Blame wild horses for reigniting the free spirit of some ranch steeds that ran wild through parts of eastern Chula Vista Wednesday afternoon.
The mini-stampede through the suburban Eastlake neighborhood and rural areas, parts of which were broadcast live by television news helicopters, played out for about two hours before the horses were safely coaxed back into their pens.
No people, or animals, were hurt.
Abel Canales, a ranch hand at the OK Corral on Alta Road in Otay Mesa, believes the wild horses, possibly from Mexico, showed up at the ranch during the night. He suspects they coaxed about a dozen of the ranch’s horses out of their pens, and they started running free as a pack.
The group probably followed a canyon to eastern Chula Vista, mainly the Eastlake neighborhood, about three miles away, the 56-year-old ranch hand said.
“The horses somehow escaped from the pens where they were being held,” Canales said in an interview.
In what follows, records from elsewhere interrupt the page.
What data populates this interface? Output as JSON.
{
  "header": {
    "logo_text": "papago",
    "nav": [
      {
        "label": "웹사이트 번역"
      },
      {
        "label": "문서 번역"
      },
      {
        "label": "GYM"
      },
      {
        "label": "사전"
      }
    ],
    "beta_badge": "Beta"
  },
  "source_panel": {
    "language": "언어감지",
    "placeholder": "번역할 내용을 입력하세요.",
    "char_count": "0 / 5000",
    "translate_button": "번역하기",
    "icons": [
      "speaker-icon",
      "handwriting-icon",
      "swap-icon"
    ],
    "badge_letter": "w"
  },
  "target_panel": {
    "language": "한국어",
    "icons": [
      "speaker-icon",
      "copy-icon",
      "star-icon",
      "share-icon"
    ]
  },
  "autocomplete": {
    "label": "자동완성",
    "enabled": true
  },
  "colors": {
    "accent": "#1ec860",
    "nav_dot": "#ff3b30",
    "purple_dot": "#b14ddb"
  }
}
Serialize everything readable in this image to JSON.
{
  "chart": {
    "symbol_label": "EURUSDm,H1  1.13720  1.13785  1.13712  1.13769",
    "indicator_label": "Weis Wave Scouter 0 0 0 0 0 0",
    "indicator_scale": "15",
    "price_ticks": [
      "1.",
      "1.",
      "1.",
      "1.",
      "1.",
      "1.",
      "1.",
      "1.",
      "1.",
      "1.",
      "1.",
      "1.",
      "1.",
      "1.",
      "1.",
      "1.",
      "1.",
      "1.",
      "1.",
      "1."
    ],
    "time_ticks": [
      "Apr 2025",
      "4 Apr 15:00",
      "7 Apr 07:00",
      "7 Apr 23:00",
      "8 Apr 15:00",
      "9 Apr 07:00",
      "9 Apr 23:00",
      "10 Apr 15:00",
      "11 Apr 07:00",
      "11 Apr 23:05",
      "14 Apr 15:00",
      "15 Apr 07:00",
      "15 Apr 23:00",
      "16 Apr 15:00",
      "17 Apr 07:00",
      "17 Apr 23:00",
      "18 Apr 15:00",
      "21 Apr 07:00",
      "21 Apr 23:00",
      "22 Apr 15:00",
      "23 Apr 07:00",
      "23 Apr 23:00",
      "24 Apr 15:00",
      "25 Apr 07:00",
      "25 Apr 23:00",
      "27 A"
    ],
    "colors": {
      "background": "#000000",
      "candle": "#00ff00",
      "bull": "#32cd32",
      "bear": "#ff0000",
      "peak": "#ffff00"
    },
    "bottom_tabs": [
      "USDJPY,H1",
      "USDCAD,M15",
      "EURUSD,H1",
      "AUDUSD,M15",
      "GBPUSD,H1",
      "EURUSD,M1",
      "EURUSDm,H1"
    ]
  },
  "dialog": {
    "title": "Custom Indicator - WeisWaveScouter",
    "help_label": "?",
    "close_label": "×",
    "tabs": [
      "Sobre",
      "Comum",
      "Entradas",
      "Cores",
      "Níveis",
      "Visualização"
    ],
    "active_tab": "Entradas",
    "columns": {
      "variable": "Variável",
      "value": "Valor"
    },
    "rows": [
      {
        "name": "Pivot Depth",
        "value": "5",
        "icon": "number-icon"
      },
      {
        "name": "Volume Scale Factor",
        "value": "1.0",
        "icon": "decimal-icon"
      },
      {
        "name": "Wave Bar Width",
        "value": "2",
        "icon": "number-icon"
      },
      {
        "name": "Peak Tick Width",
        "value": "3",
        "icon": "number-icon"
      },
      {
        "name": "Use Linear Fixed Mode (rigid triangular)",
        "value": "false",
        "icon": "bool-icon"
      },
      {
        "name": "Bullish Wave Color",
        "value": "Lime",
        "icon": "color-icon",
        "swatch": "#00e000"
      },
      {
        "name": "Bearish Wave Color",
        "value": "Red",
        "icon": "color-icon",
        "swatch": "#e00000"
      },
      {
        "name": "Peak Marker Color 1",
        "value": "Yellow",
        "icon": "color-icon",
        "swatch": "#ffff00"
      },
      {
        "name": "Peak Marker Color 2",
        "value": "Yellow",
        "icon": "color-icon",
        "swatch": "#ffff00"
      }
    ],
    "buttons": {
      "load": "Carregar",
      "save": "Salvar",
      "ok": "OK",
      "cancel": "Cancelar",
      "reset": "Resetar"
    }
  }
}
The ranch is east of Donovan State Prison.
Chula Vista police started receiving calls about the horses about 4:30 p.m. They dispatched two officers to make sure they did not create a traffic hazard on city streets, said Lt. Scott Arsenault.
Torah Harris, a 31-year-old high jumper at the Olympic Training Center, saw the horses make their way across the training center grounds on Olympic Parkway near Wueste Road and filmed them on his camera phone.
Soon he saw Canales and his horse gallop onto the grounds trying to round up the horses.
“He was a real cowboy,” Harris said.
The U.S. Border Patrol, Chula Vista Animal Control and the San Diego Humane Society also assisted in trying to round up the pack. At one point, two of the horses stopped on their own about a mile south of the Olympic Training Center. A Humane Society worker tried calming the horses before putting a rope around each of them.
Canales was finally able to rope the lead horse and guide the pack back to the OK Corral. “I felt like a cowboy out in the Old West,” said Canales, who has worked on ranches for about 30 years. He looked the part, as onlookers described him wearing a cowboy hat, sporting a bushy mustache and toting a lasso. Because the horses didn’t create traffic hazards or damage property, police consider the matter closed, Arsenault said.